Center 200, November 25th, vs Halifax Moosehead Sec 6, Row K, Seat 10 and 11

Center 200, December 30th, vs Halifax Mooseheads Sec 6, Row K, Seat 10 and 11

Center 200, January 20th, vs Moncton Wildcats Sec 6, Row K, Seat 10 and 11

GREAT DEAL $150 BOOK DIRECT: call 902.562.5555 or 306.262.6966 Located 8 minutes from Center 200 at 2000 Gabarus Highway, Dutch Brook, Nova Scotia

#backhomebedandbreakfast #dutchbrook #sydney #capebretoneagles #capebreton #capebretonisland #hockey

Natalie MacMaster, Mary Frances Leahy & Donnell Leahy!

Natalie MacMaster and family, WEDNESDAY, AUGUST 10, 2022 AT 5 PM – 8 PM

While staying at Back Home Bed and Breakfast take in some good Downeast entertainment. Click to book your stay!

The Old Triangle Irish Alehouse is thrilled to announce a surprise appearance from Cape Breton’s fiddling sensation, Natalie MacMaster along with her oldest daughter, Mary Frances Leahy, and husband Donnell Leahy! This is a show not to be missed! Tickets are on sale now. To purchase a table, phone 902-270-8003.  
$30 per person (includes HST)
19+ event 

The Old Triangle Irish Alehouse features an extensive menu of hand-crafted Irish & Maritime dishes, taps of local and international brews, and an excellent selection of wines.

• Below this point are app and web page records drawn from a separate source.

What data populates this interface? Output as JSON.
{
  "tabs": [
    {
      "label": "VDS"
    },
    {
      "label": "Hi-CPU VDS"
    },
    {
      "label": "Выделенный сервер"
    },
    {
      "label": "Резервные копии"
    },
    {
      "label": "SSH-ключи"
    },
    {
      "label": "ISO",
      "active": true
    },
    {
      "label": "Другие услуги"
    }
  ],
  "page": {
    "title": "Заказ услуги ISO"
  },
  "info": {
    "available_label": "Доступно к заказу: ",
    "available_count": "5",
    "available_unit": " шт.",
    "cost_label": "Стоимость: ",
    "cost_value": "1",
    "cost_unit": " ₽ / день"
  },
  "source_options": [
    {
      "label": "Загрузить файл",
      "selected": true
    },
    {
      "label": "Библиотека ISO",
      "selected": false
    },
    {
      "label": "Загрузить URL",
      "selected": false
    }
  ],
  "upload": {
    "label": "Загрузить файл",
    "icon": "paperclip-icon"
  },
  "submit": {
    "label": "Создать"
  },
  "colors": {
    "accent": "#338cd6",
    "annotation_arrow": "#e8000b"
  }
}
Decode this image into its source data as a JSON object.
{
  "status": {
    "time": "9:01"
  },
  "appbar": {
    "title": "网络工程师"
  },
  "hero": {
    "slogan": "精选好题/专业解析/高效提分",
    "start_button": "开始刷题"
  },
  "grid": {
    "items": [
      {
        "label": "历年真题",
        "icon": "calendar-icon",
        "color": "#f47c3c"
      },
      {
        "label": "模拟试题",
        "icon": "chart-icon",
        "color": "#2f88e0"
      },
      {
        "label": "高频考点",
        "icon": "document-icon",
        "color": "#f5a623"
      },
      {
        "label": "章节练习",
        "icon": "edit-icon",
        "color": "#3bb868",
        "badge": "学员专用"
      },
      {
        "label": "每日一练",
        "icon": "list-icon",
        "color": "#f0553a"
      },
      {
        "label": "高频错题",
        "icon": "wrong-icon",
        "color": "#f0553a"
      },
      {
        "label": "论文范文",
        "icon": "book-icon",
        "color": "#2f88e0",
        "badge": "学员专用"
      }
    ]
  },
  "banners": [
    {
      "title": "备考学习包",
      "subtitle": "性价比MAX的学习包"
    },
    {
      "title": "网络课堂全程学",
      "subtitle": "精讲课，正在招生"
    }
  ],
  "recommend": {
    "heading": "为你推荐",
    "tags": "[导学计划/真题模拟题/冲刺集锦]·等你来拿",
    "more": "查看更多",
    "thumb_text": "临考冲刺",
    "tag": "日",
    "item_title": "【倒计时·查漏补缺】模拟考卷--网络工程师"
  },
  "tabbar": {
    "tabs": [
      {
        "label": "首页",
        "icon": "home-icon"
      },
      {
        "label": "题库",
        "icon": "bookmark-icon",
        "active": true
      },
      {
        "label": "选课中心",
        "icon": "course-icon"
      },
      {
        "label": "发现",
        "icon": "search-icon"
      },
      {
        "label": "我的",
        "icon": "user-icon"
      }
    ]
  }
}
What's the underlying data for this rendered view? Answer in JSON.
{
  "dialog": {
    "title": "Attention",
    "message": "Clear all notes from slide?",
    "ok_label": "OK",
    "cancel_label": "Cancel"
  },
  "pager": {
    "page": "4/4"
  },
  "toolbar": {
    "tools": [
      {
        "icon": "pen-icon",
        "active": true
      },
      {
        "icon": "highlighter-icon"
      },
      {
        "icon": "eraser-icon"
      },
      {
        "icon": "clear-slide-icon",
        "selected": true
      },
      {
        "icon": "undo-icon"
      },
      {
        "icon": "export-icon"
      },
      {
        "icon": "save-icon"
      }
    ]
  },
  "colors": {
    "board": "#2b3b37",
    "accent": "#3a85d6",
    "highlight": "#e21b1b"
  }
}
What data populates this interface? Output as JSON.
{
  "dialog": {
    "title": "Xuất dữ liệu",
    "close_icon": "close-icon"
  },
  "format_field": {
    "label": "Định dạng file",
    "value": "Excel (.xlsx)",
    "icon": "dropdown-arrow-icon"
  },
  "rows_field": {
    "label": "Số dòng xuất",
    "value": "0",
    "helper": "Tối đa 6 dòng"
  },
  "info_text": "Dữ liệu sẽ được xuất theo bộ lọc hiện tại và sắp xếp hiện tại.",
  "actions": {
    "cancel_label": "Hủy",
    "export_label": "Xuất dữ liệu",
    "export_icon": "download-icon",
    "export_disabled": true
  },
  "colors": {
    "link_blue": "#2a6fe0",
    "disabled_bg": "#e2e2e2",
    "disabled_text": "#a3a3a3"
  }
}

To view the menu click the link below.

Old Triangle Irish Alehouse – Menu

#cabottrail #sydney #bedandbreakfast #capebreton #capebretonisland #novascotia #celtic #irish #dutchbrook #music #nataliemacmaster

Kitchenfest !

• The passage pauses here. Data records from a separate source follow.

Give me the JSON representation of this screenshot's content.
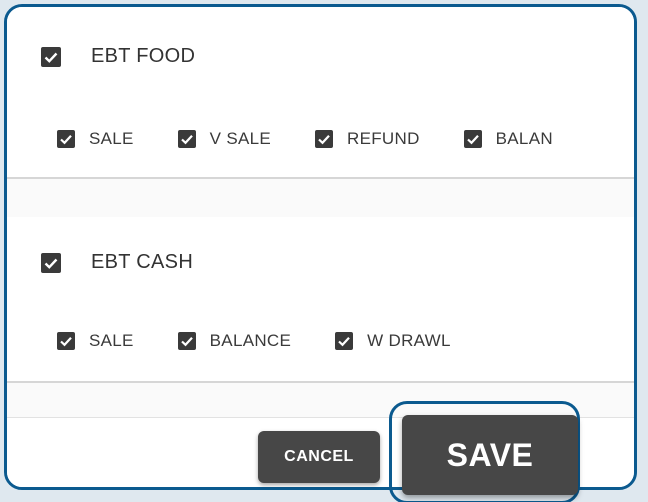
{
  "colors": {
    "accent_border": "#0b5a8f",
    "checkbox_fill": "#3a3a3a",
    "button_fill": "#474747",
    "button_text": "#ffffff"
  },
  "ebt_food": {
    "label": "EBT FOOD",
    "checked": true,
    "options": [
      {
        "label": "SALE",
        "checked": true
      },
      {
        "label": "V SALE",
        "checked": true
      },
      {
        "label": "REFUND",
        "checked": true
      },
      {
        "label": "BALAN",
        "checked": true
      }
    ]
  },
  "ebt_cash": {
    "label": "EBT CASH",
    "checked": true,
    "options": [
      {
        "label": "SALE",
        "checked": true
      },
      {
        "label": "BALANCE",
        "checked": true
      },
      {
        "label": "W DRAWL",
        "checked": true
      }
    ]
  },
  "footer": {
    "cancel_label": "CANCEL",
    "save_label": "SAVE"
  }
}
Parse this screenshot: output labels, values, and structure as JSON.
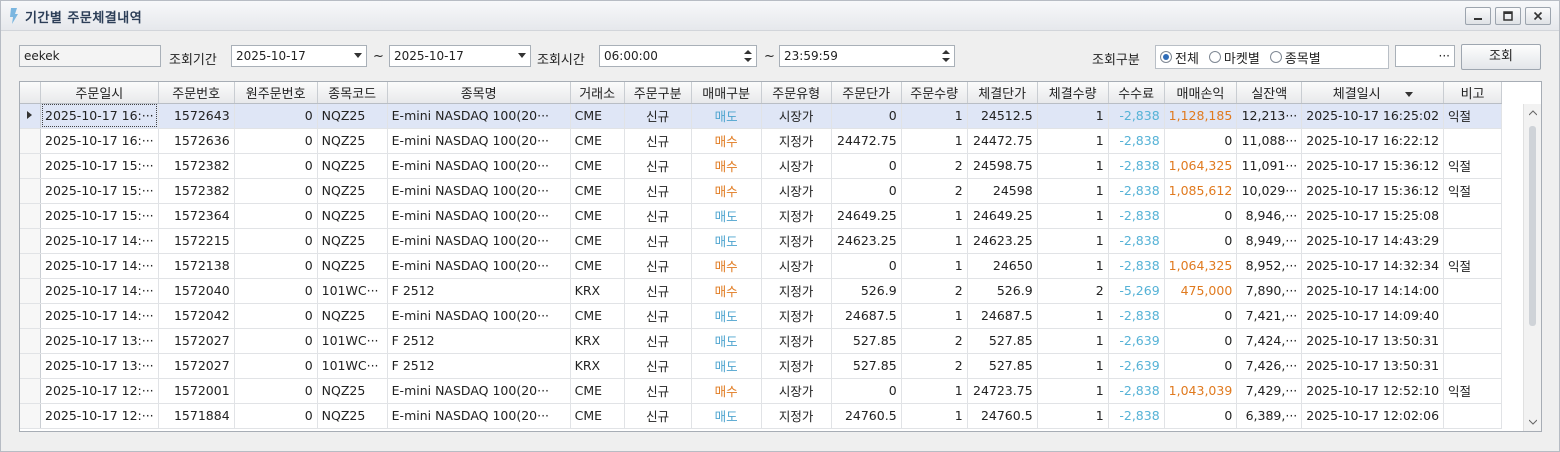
{
  "window": {
    "title": "기간별 주문체결내역",
    "controls": [
      "minimize-icon",
      "maximize-icon",
      "close-icon"
    ]
  },
  "toolbar": {
    "account": "eekek",
    "period_label": "조회기간",
    "date_from": "2025-10-17",
    "tilde1": "~",
    "date_to": "2025-10-17",
    "time_label": "조회시간",
    "time_from": "06:00:00",
    "tilde2": "~",
    "time_to": "23:59:59",
    "category_label": "조회구분",
    "radio_all": "전체",
    "radio_market": "마켓별",
    "radio_item": "종목별",
    "more_label": "···",
    "search_label": "조회"
  },
  "grid": {
    "columns": [
      "주문일시",
      "주문번호",
      "원주문번호",
      "종목코드",
      "종목명",
      "거래소",
      "주문구분",
      "매매구분",
      "주문유형",
      "주문단가",
      "주문수량",
      "체결단가",
      "체결수량",
      "수수료",
      "매매손익",
      "실잔액",
      "체결일시",
      "비고"
    ],
    "rows": [
      [
        "2025-10-17 16:···",
        "1572643",
        "0",
        "NQZ25",
        "E-mini NASDAQ 100(20···",
        "CME",
        "신규",
        "매도",
        "시장가",
        "0",
        "1",
        "24512.5",
        "1",
        "-2,838",
        "1,128,185",
        "12,213···",
        "2025-10-17 16:25:02",
        "익절"
      ],
      [
        "2025-10-17 16:···",
        "1572636",
        "0",
        "NQZ25",
        "E-mini NASDAQ 100(20···",
        "CME",
        "신규",
        "매수",
        "지정가",
        "24472.75",
        "1",
        "24472.75",
        "1",
        "-2,838",
        "0",
        "11,088···",
        "2025-10-17 16:22:12",
        ""
      ],
      [
        "2025-10-17 15:···",
        "1572382",
        "0",
        "NQZ25",
        "E-mini NASDAQ 100(20···",
        "CME",
        "신규",
        "매수",
        "시장가",
        "0",
        "2",
        "24598.75",
        "1",
        "-2,838",
        "1,064,325",
        "11,091···",
        "2025-10-17 15:36:12",
        "익절"
      ],
      [
        "2025-10-17 15:···",
        "1572382",
        "0",
        "NQZ25",
        "E-mini NASDAQ 100(20···",
        "CME",
        "신규",
        "매수",
        "시장가",
        "0",
        "2",
        "24598",
        "1",
        "-2,838",
        "1,085,612",
        "10,029···",
        "2025-10-17 15:36:12",
        "익절"
      ],
      [
        "2025-10-17 15:···",
        "1572364",
        "0",
        "NQZ25",
        "E-mini NASDAQ 100(20···",
        "CME",
        "신규",
        "매도",
        "지정가",
        "24649.25",
        "1",
        "24649.25",
        "1",
        "-2,838",
        "0",
        "8,946,···",
        "2025-10-17 15:25:08",
        ""
      ],
      [
        "2025-10-17 14:···",
        "1572215",
        "0",
        "NQZ25",
        "E-mini NASDAQ 100(20···",
        "CME",
        "신규",
        "매도",
        "지정가",
        "24623.25",
        "1",
        "24623.25",
        "1",
        "-2,838",
        "0",
        "8,949,···",
        "2025-10-17 14:43:29",
        ""
      ],
      [
        "2025-10-17 14:···",
        "1572138",
        "0",
        "NQZ25",
        "E-mini NASDAQ 100(20···",
        "CME",
        "신규",
        "매수",
        "시장가",
        "0",
        "1",
        "24650",
        "1",
        "-2,838",
        "1,064,325",
        "8,952,···",
        "2025-10-17 14:32:34",
        "익절"
      ],
      [
        "2025-10-17 14:···",
        "1572040",
        "0",
        "101WC···",
        "F 2512",
        "KRX",
        "신규",
        "매수",
        "지정가",
        "526.9",
        "2",
        "526.9",
        "2",
        "-5,269",
        "475,000",
        "7,890,···",
        "2025-10-17 14:14:00",
        ""
      ],
      [
        "2025-10-17 14:···",
        "1572042",
        "0",
        "NQZ25",
        "E-mini NASDAQ 100(20···",
        "CME",
        "신규",
        "매도",
        "지정가",
        "24687.5",
        "1",
        "24687.5",
        "1",
        "-2,838",
        "0",
        "7,421,···",
        "2025-10-17 14:09:40",
        ""
      ],
      [
        "2025-10-17 13:···",
        "1572027",
        "0",
        "101WC···",
        "F 2512",
        "KRX",
        "신규",
        "매도",
        "지정가",
        "527.85",
        "2",
        "527.85",
        "1",
        "-2,639",
        "0",
        "7,424,···",
        "2025-10-17 13:50:31",
        ""
      ],
      [
        "2025-10-17 13:···",
        "1572027",
        "0",
        "101WC···",
        "F 2512",
        "KRX",
        "신규",
        "매도",
        "지정가",
        "527.85",
        "2",
        "527.85",
        "1",
        "-2,639",
        "0",
        "7,426,···",
        "2025-10-17 13:50:31",
        ""
      ],
      [
        "2025-10-17 12:···",
        "1572001",
        "0",
        "NQZ25",
        "E-mini NASDAQ 100(20···",
        "CME",
        "신규",
        "매수",
        "시장가",
        "0",
        "1",
        "24723.75",
        "1",
        "-2,838",
        "1,043,039",
        "7,429,···",
        "2025-10-17 12:52:10",
        "익절"
      ],
      [
        "2025-10-17 12:···",
        "1571884",
        "0",
        "NQZ25",
        "E-mini NASDAQ 100(20···",
        "CME",
        "신규",
        "매도",
        "지정가",
        "24760.5",
        "1",
        "24760.5",
        "1",
        "-2,838",
        "0",
        "6,389,···",
        "2025-10-17 12:02:06",
        ""
      ]
    ]
  },
  "colors": {
    "sell": "#4ea4cf",
    "buy": "#e07a1f",
    "profit": "#e07a1f",
    "fee": "#55b2d6",
    "selected_row": "#dfe6f6"
  }
}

The island-wide traditional Gaelic music festival is back for year 9 as Colaisde na Gàidhlig | the Gaelic College presents Féis a’ Chidsin!, KitchenFest! back at its usual calendar spot, July 1-9, 2022.

The annual celebration gives locals and visitors alike up close and personal insight into this distinct and vibrant living culture, bringing the kitchen-céilidh feel to the forefront. Concerts and ceilidhs, pub nights, and square dances, celebrate beautiful Unama’ki/Cape Breton’s glorious scenery, music, food, and people with this perfect summer season kick-off – one big island-wide kitchen party!

Book your stay at Back Home Bed and Breakfast while taking in the Kitchenfest activities.

For more Kitchenfest information follow the link KITCHENFEST or to click to view the schedule of events

Here is a google map link of the Kitchenfest venues map courtesy of Back Home bed and Breakfast.


The 2022 Louisbourg Crab Fest is being planned to take place on Saturday, July 30th from 12:00 noon – 1:30 am on the Louisbourg Waterfront! 

On Saturday, they are planning to have crab dinners available (depending upon supply), starting at noon, along with ‘toe-tappin’  entertainment throughout the day and during the evening.

A refreshment tent, merchandise booth, and canteen service will also be available during the festival.

Children’s activities will take place from 1:00-4:00 pm.

You are invited to come and join in for the fun, food, and festivities during the 28th Annual Louisbourg Crab Fest!

Book your stay with Back Home Bed and Breakfast and attend this great time!